I'm not a fan of mortgage real estate investment trusts (mREITs), having been burned myself by dividend cuts and bankruptcies during the 2007 to 2009 recession. While I normally avoid the space, there are still a couple of names on my watch list because they don't operate the way most mREITs do. Here's a look at the two mortgage REITs an mREIT-leery investor like me might want to buy.
1. A totally different approach
Most mREITs own collections of mortgage obligations that have been pooled into securities and then use these assets as collateral for loans so they can buy more mortgages. The big risk is that the value of the pooled mortgages can fall, leading lenders to ask for more collateral. If that happens, it can set off a series of negative events, including dividend cuts, share price declines, and even bankruptcy if the REIT can't come up with the extra cash it needs.
Broadmark Realty Capital (NYSE: BRMK) doesn't operate like this. It makes short-term loans directly to construction companies. In the industry, this is known as hard money lending. Moreover, Broadmark usually only loans out about 60% of the expected sales price of an asset, so even in the face of adversity, it has some cushion.

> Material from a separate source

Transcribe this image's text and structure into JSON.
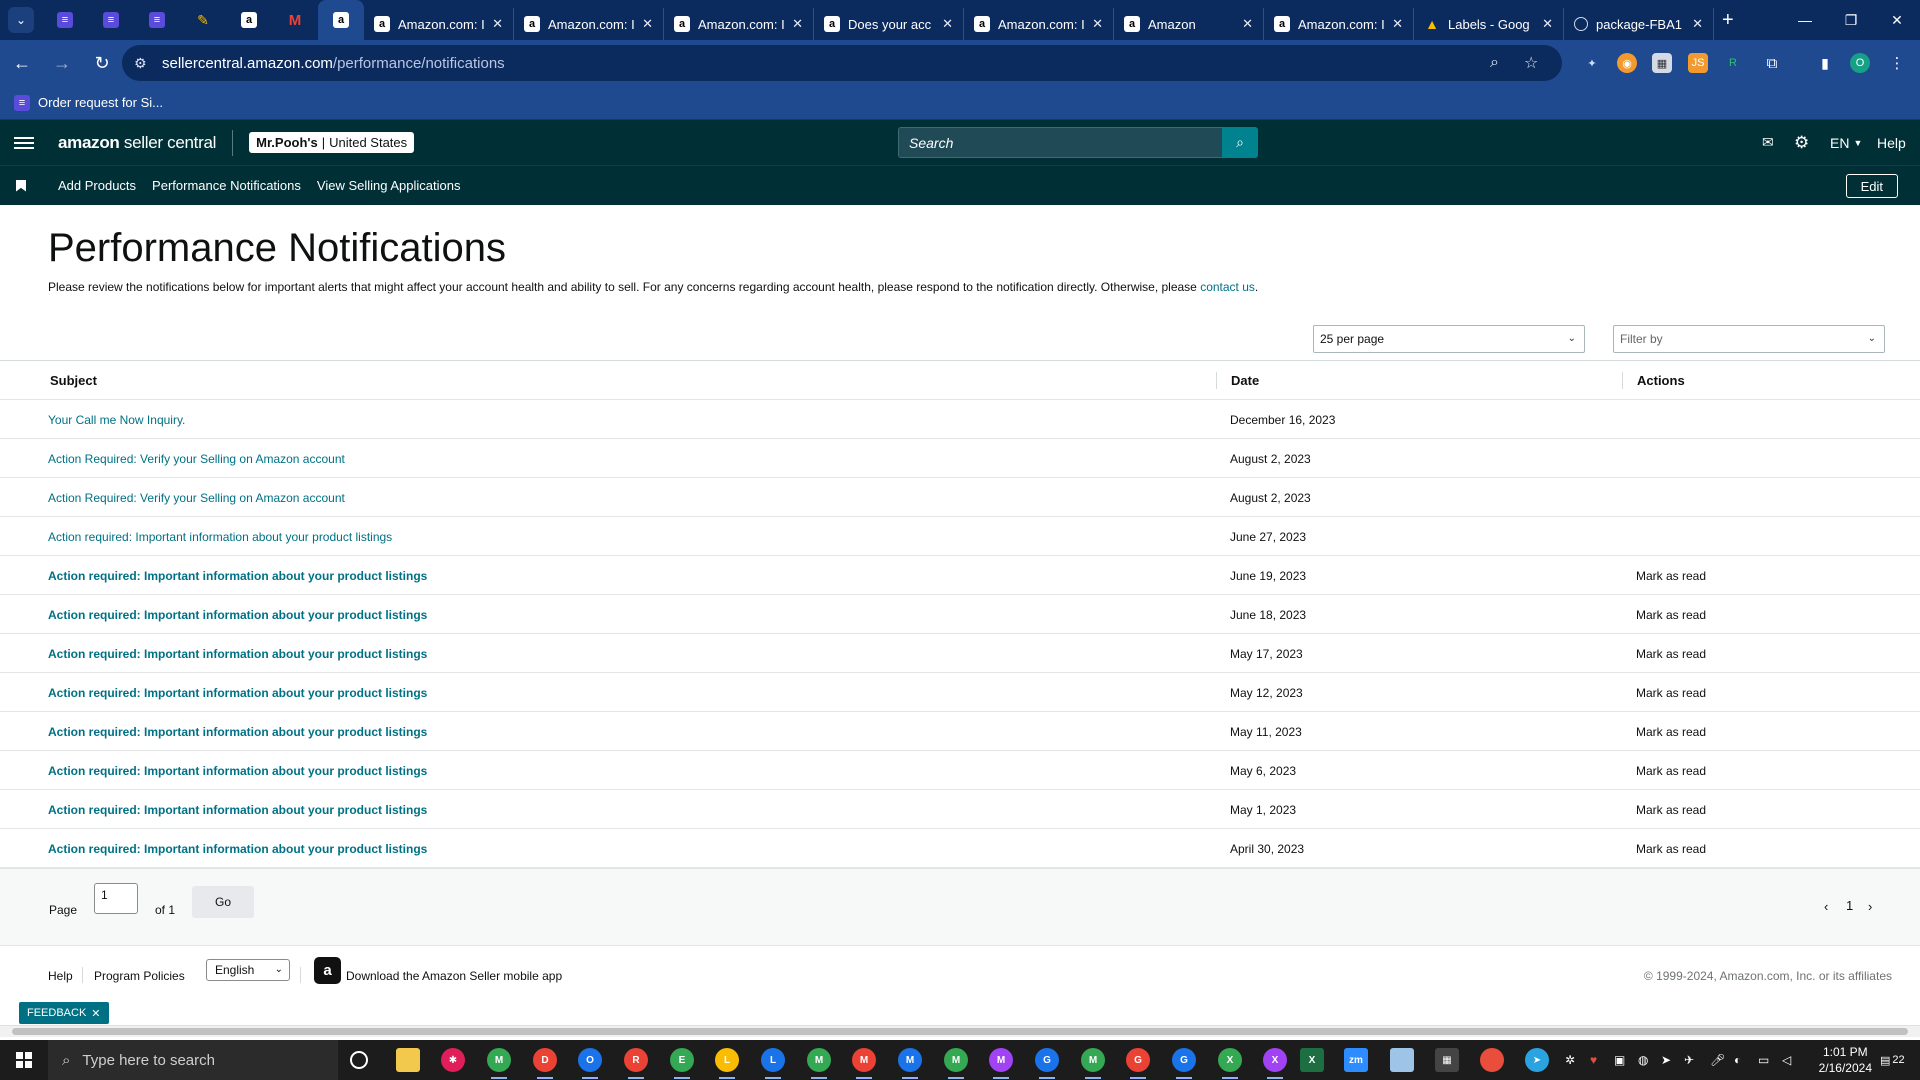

In a worst-case scenario, the mREIT can take over a project it's funded, complete it, and sell it itself. Broadmark has basically stepped into a role banks have shied away from since the 2007 to 2009 recession. And while the coronavirus pandemic caused some issues, they were around the timing of construction, which was delayed by safety concerns, not something wrong with the basic business model.
The other big differentiator here is that Broadmark doesn't use leverage, so there's no risk of lenders calling for more capital. In fact, at the end of the fourth quarter of 2020, it had over $200 million of cash on its balance sheet it was looking to invest. In other words, there's more room for this mREIT to grow its relatively conservative business (and likely its dividend). Now add in a generous 7.9% dividend yield, paid monthly, and investors looking at more traditional mortgage REITs will probably want to take a closer look.
2. Not what you think
The next name here will probably surprise a few people, but that's not a bad thing. Hannon Armstrong Sustainable Infrastructure Capital (HASI) (NYSE: HASI) is best known as a clean energy-focused REIT, which is absolutely an accurate description.
However, if you dig into its revenues, you start to see it's more than that. Rental income only made up about 13% its revenues in 2020, while interest income was around 50%. Other financial activities (asset sales and the sale of receivables) and fees rounded out the top line. All in, Hannon Armstrong is more mortgage REIT than anything else.
Now, to be fair, Hannon Armstrong is expensive today, noting its 2.4% yield is near historic lows. Value-conscious types will not be interested, but they may still want to keep this REIT on their watch list for a pullback. That's because it's providing capital to the fast-growing clean energy industry.
Yes, the current zeitgeist has the stock price at an elevated level, but there's a reason for that, given the global push toward low-carbon energy options like solar and wind -- both of which are core to Hannon Armstrong's portfolio. Moreover, the REIT currently has a roughly $3 billion pipeline of projects ahead in which it expects to participate, continuing the growth of its portfolio.
So, despite the low yield, investors looking at the clean energy space might want to dig in here. At the very least, Hannon Armstrong deserves to be on your watch list, even if you're a value investor. It's a unique way to play a market trend that doesn't involve the same level of risk as a company that's physically building renewable power assets.
If you're looking at mortgage REITs, the first thing I would say is to be cautious of names that use pools of mortgages to back loans so they can buy more pools of mortgages. There's more risk there than many people realize.
That said, every mortgage REIT isn't the same, with some, like Broadmark and Hannon Armstrong, using the mREIT approach to do something different. In fact, if you take the time to get to know these two, you might find you like what they're doing enough to add one or both to your portfolio today.